To see the retina, you will usually have drops put in your eyes to dilate the pupils. This makes the black central part of the eye larger until the drops wear off.
Once your pupils are dilated the person can either shine a light into your eyes to look at the retina themselves or take a photograph of the back of your eye. The advantage of taking a photograph is this can be sent to an eye specialist to review and compared with previous checks.
An eye check for glasses is not the same
Even if you have recently had your eyes tested for glasses or driving, you will still need to have a proper diabetes eye check as these are different tests. When you get your eyes checked by an optometrist for glasses, they are checking the function of the front of your eyes.

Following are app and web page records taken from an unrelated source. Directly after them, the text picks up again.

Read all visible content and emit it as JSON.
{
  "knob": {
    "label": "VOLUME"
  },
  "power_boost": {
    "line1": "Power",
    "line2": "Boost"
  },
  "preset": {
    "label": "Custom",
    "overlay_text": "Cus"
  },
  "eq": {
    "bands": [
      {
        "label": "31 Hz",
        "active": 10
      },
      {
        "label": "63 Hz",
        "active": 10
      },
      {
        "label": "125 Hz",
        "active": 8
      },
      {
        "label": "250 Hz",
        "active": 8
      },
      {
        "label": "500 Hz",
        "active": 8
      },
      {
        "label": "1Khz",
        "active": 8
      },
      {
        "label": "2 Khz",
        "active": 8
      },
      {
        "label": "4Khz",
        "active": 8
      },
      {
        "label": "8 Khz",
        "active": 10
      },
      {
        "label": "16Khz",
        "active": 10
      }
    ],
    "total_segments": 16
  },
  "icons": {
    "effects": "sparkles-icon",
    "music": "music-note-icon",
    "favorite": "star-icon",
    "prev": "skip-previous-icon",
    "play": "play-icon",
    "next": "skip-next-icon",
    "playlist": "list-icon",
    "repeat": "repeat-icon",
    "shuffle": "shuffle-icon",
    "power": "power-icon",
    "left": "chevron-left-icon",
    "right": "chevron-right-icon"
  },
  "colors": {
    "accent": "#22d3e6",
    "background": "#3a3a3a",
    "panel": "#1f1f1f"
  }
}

The eye check for diabetes is checking the back of your eye (or retina) as well as the lens. These checks must be done by someone who is specially trained to do diabetes eye checks. In New Zealand, every District Health Board has an eye screening service that is free for people with diabetes.
How do I get a diabetes eye check?
Usually your doctor or nurse will refer you to the local retinal screening service. However you are the most invested in looking after your eyesight, so make sure to check each year if it is due and make sure you get to your appointment.
- If your last retinal eye check was normal, make sure it is done every two years.
- If you have early, mild or advanced diabetic eye disease, make sure you understand what treatment is needed and anything you can do to slow down the damage to your eyesight.
Diabetes and your eyes Save our Sight, NZ Association Optometrists
Diabetic retinopathy Fred Hollow's Foundation
Diabetic eye screening NHS Choices (the frequency of eye screening can vary in different countries)